2016 then showed signs of Red Bull coming back to the fore. Picking up the only non-Mercedes wins of the season.
And with the greater importance of aerodynamics in 2017, could Red Bull be the team to beat once more rather than Mercedes?
Only time will tell who has the best 2017 car, with pre-season testing not beginning until the end of February and racing kicking off from March. But should Red Bull have a better car than Mercedes in 2017, Saturday 26th November 2016 will go down in history as the last time the Silver Arrows hybrid machine ran at full-tilt – when Hamilton put on a qualifying master class to clinch the final pole of the year.
And in the race, too, Hamilton showed the Mercedes was in a class of its own as even when not running flat out to back Rosberg into the pack, Hamilton finished comfortably in first place as Ferrari and Red Bull failed to challenge them.
7) Force India finish fourth in Constructors’ Championship
Dubbed the best pound for pound team in Formula One, Force India was a team on the move in 2016. Leaping ahead of Williams in the Constructors’ Championship to end the year as the best privateer team.
Throughout the season, Force India’s Sergio Perez and Nico Hulkenberg brought home points for the Silverstone team. Outscoring Williams by 35-points, with Valtteri Bottas’ Abu Dhabi retirement confirming Force India’s position.
Force India also claimed one more podium finish than Williams, while both teams suffered six retirements each across the season.
8) Farewell to Button and Massa
As the curtain fell on the 2016 Formula One season, the curtain fell on two careers too. With Felipe Massa and Jenson Button racing in their final Grand Prix.

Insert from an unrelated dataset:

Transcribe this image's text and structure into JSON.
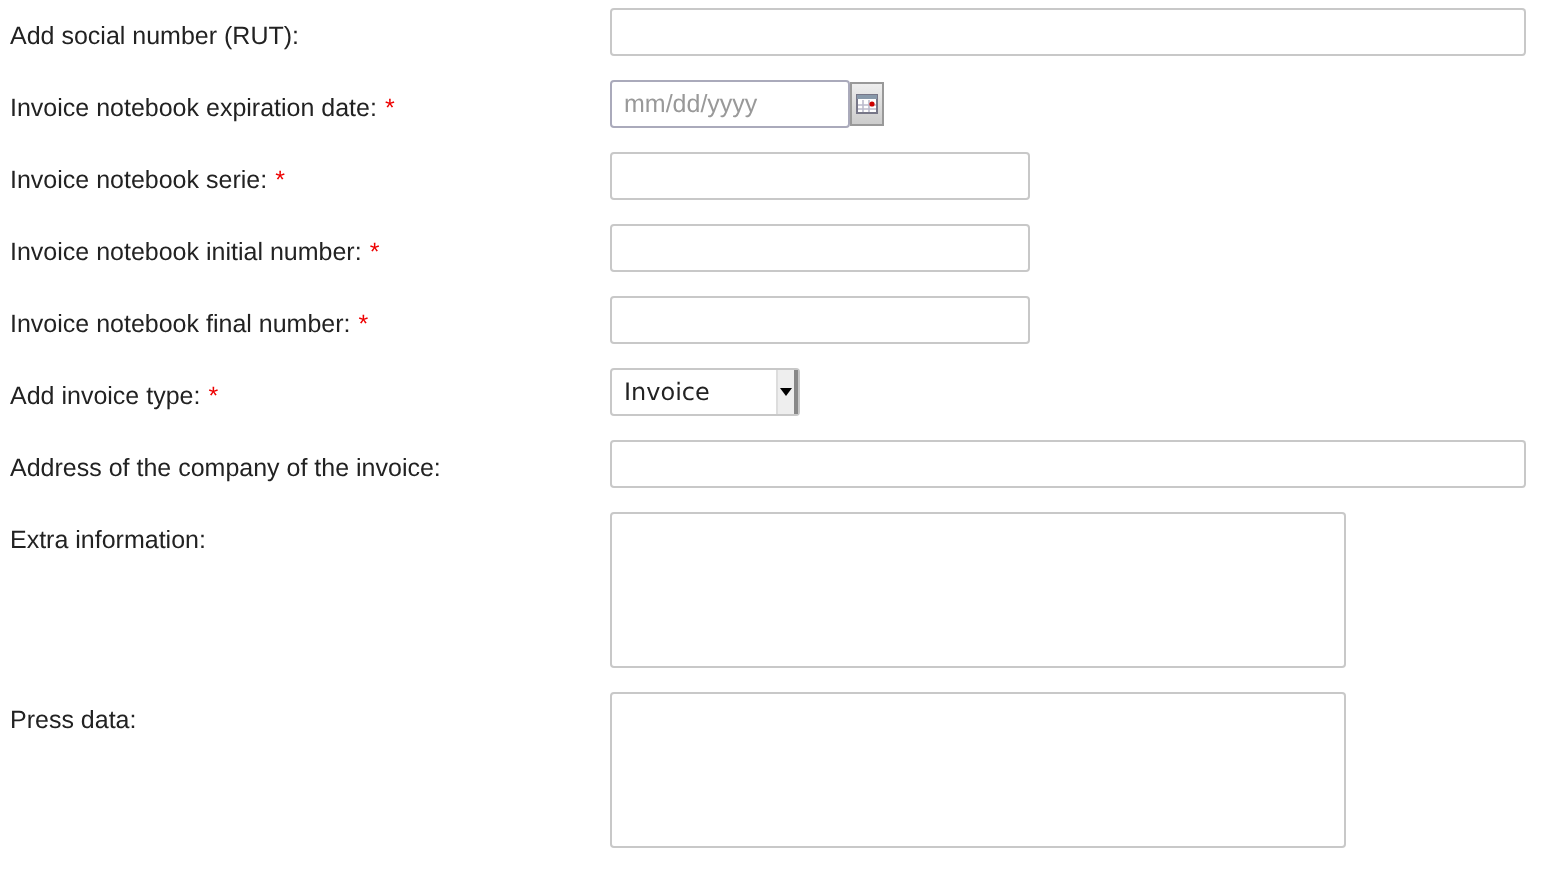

For Jenson, his career in F1 began back in 2000 when BMW Williams gave the 20-year-old Somerset boy a shot following a shoot-out with Bruno Junqueira after Alex Zanardi left the team. Finishing his debut year eighth in the championship on 12-points.
But it was not until the 2006 Hungarian Grand Prix, when Jenson would win his first Grand Prix. Even after finishing the 2004 championship third in the standings.
Button’s 06 Hungarian win, however, would be his only win for the next three seasons before Honda pulled the plug on their F1 program – leaving Button without a drive.
With Honda out, Ross Brawn bought what he could of the team and entered the ’09 season as a privateer team. Racing Button alongside Barrichello for BrawnGP. A team that would go on to take both the drivers’ title and constructor’s championship in their only year in the sport. With Jenson taking six wins and four poles on way to his Formula One title.
As for Massa, the Brazilian’s time in Formula One began in 2002 with the Red Bull Sauber Petronas team. A team he would race for in 2002, 2004 and 2005, while joining Ferrari for 2003 as the team’s test driver.
Massa would then go on to join Ferrari as the team’s race driver for the 2006 season. Finishing his first season with the Italian outfit third in the standings, before fighting for the title against Hamilton in ‘08. A title he would miss out on by a single point.
Five years on, 2013 would prove to be Massa’s final season at Ferrari. Leaving Maranello with 11 victories to his name and joining Williams for 2014 to race alongside Valtteri Bottas.
At Williams, Felipe went on to achieve five more podium finishes. With his last coming at the 2015 Italian Grand Prix. Helping the team to two third-place finishes in the constructors’ standings.
As a special farewell present, Williams gave Felipe his car from the 2016 Brazilian Grand Prix. The one he used for his final home Grand Prix, decorated with a special livery reading ‘Obrigado’ and ‘Massa’ in place of their sponsors’ logos.